_EXERCISE DETAILS:_ The answer must be a single number: how many lines in the entries below contain the word "advanced".

**** EXERCISE MATERIAL ****

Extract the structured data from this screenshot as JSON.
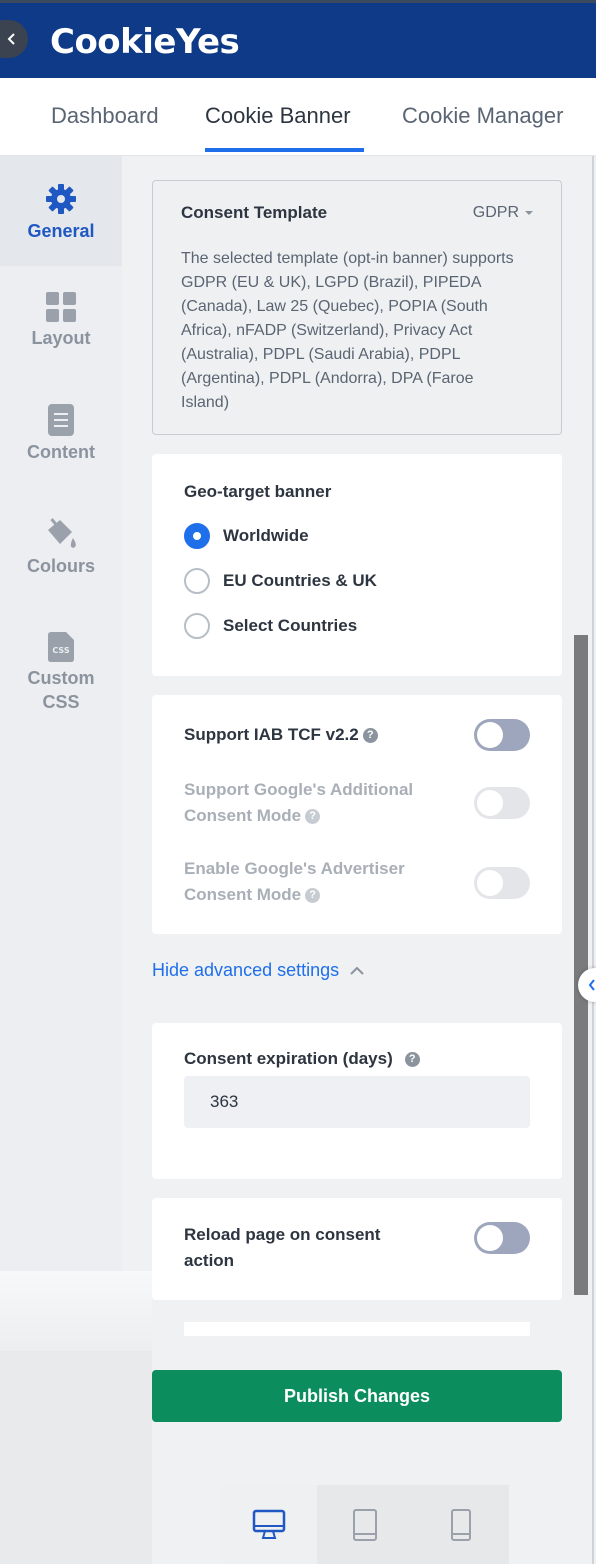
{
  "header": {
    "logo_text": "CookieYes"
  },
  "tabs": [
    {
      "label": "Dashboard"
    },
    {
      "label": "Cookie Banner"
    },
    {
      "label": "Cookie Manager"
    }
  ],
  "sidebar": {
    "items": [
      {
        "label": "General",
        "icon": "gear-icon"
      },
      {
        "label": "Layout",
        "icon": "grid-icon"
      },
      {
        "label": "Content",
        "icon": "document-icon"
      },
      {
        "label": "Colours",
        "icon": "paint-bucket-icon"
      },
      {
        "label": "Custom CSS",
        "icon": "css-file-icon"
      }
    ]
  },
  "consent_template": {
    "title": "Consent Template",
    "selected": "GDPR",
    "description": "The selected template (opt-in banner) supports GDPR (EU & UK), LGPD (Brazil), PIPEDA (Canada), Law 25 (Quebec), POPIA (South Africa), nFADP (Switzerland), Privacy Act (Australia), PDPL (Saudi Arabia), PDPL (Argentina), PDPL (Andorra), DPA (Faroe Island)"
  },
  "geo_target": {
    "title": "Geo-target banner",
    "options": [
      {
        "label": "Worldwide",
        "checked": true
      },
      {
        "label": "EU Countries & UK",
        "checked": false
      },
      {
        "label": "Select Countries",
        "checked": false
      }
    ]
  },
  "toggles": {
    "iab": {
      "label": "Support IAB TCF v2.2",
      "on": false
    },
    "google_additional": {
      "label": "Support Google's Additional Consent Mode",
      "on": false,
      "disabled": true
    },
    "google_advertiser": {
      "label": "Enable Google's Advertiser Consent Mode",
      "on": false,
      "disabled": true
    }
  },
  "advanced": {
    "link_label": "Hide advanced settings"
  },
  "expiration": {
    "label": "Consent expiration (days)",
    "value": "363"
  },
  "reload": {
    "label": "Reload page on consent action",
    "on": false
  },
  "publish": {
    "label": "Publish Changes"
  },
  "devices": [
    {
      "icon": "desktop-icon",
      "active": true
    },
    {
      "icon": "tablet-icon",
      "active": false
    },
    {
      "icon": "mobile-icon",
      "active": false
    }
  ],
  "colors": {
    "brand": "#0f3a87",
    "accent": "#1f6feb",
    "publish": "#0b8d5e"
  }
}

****
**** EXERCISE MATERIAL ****

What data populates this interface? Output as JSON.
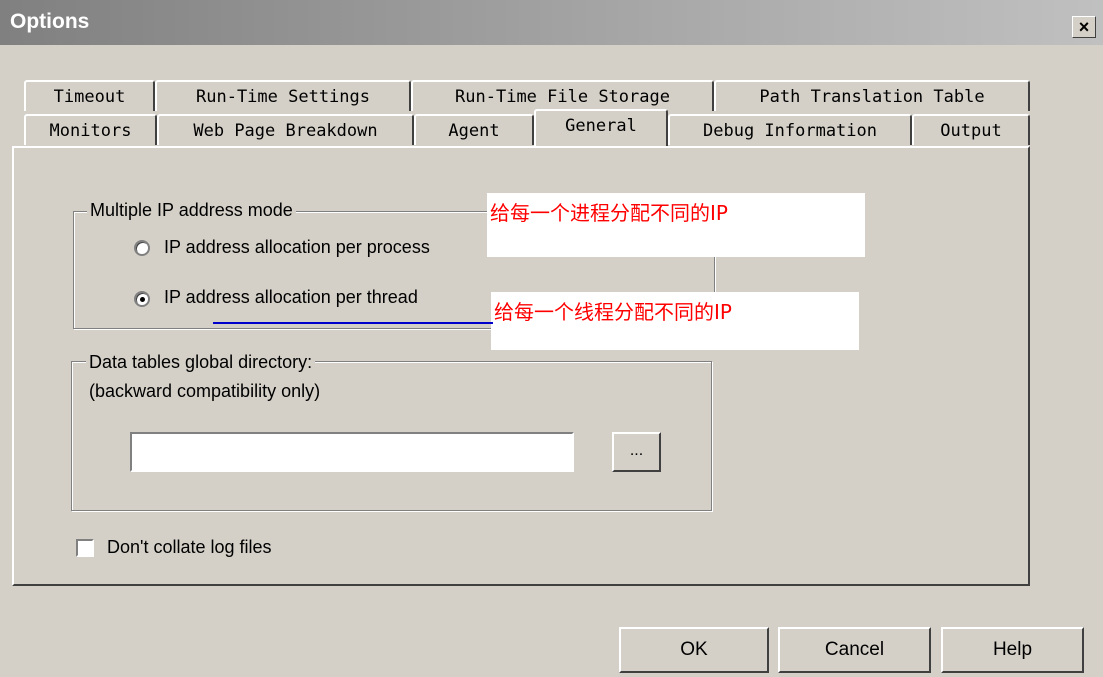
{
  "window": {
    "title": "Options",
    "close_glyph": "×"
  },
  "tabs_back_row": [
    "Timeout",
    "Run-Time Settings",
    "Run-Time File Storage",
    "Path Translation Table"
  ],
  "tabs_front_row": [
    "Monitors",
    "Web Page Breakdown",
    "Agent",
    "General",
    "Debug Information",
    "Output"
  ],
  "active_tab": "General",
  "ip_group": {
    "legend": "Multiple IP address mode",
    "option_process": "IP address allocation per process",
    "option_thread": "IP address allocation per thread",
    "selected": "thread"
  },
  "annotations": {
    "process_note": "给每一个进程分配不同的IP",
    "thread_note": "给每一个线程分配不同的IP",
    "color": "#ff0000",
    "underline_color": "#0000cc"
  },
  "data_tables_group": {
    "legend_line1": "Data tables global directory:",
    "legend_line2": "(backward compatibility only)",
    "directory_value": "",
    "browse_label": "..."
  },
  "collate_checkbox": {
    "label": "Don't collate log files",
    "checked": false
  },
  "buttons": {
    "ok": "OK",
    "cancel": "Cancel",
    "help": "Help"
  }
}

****
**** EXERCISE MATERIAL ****

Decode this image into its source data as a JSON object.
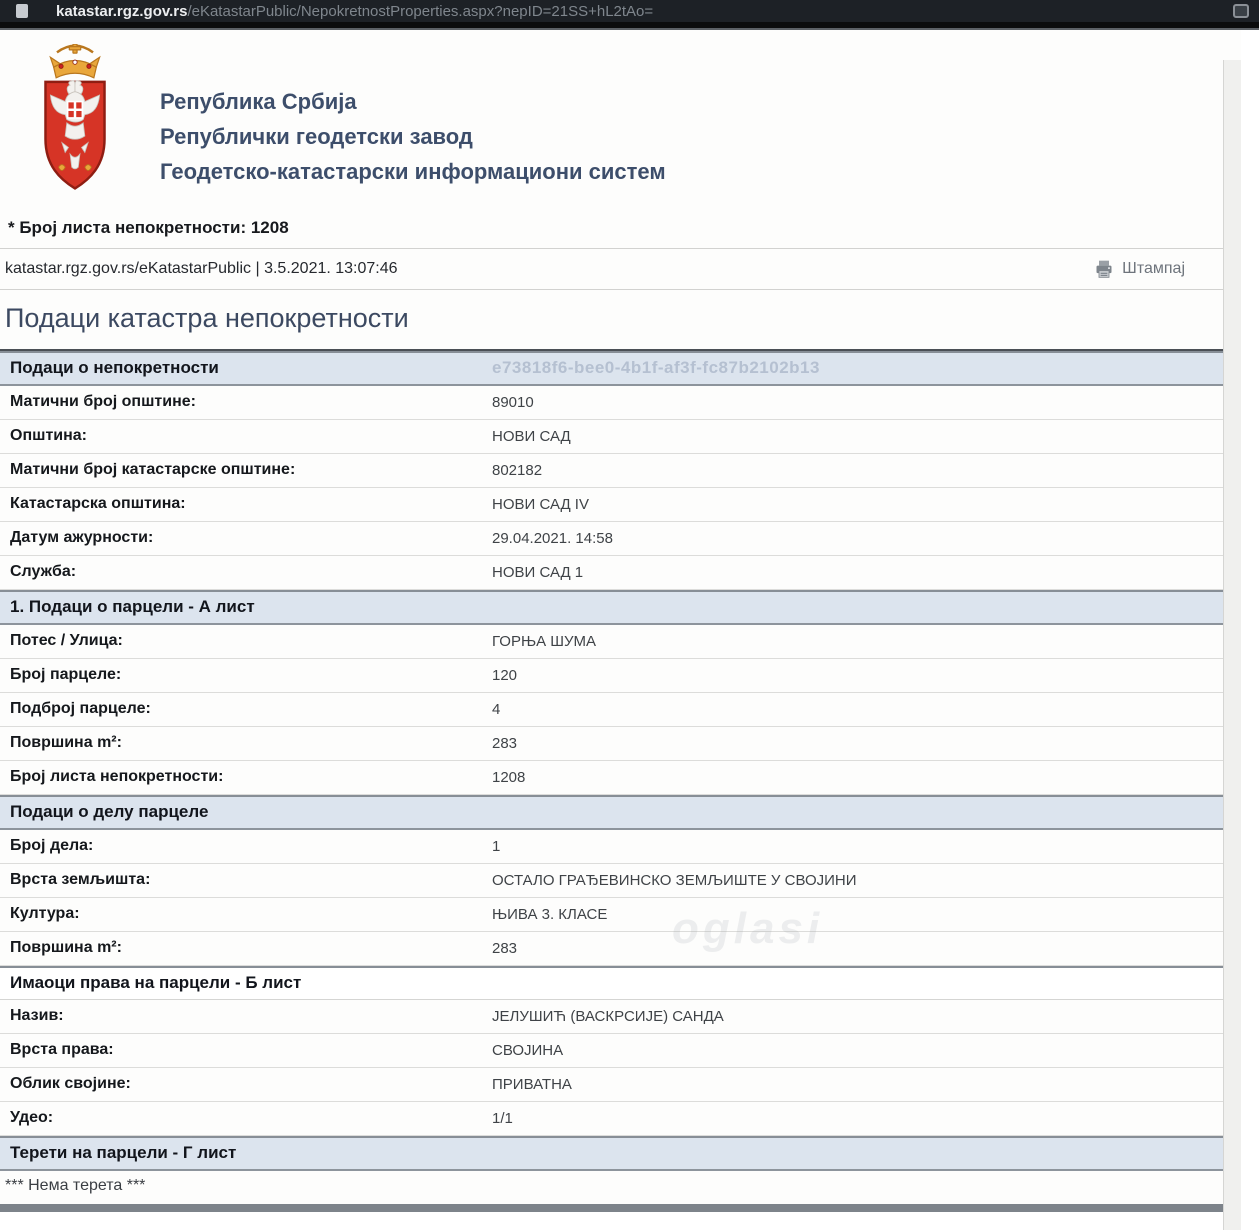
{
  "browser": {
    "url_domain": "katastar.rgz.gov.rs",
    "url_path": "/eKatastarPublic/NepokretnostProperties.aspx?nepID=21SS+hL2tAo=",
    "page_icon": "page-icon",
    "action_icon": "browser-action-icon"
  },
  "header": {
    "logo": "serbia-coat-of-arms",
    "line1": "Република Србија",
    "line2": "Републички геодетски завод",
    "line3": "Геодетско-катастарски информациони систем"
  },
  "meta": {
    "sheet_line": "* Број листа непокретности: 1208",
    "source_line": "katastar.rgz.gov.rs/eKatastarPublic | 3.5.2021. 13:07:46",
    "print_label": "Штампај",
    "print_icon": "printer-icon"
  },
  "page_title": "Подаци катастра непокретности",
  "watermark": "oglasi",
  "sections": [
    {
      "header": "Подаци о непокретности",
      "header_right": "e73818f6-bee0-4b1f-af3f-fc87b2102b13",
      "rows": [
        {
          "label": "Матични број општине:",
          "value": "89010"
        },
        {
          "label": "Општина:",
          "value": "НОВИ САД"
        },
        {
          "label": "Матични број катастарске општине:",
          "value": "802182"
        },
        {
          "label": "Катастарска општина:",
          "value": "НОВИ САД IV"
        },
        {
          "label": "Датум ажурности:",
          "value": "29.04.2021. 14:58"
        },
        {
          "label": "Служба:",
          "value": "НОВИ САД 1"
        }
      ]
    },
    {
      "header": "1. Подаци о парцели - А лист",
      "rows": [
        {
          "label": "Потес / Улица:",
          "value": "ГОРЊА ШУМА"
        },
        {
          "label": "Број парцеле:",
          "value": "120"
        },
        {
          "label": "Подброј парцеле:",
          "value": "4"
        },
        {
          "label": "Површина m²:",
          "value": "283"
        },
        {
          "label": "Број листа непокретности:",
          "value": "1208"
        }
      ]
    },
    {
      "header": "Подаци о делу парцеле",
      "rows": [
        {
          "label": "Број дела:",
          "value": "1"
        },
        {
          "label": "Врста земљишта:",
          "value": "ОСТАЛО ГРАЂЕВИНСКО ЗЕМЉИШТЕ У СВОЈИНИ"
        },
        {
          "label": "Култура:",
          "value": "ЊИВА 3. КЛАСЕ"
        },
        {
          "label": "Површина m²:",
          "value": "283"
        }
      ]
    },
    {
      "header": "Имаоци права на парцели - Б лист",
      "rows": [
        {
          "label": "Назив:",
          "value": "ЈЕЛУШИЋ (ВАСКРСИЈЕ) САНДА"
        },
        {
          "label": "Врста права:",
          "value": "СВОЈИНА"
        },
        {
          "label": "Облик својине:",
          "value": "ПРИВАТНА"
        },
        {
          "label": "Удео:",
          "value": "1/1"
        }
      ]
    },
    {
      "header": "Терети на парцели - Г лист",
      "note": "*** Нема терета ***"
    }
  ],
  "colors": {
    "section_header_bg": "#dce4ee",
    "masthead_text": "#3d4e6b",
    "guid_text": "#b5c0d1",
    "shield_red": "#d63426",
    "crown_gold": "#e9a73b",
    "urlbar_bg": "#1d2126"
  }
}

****

_WRITTEN SOLUTION:_ 2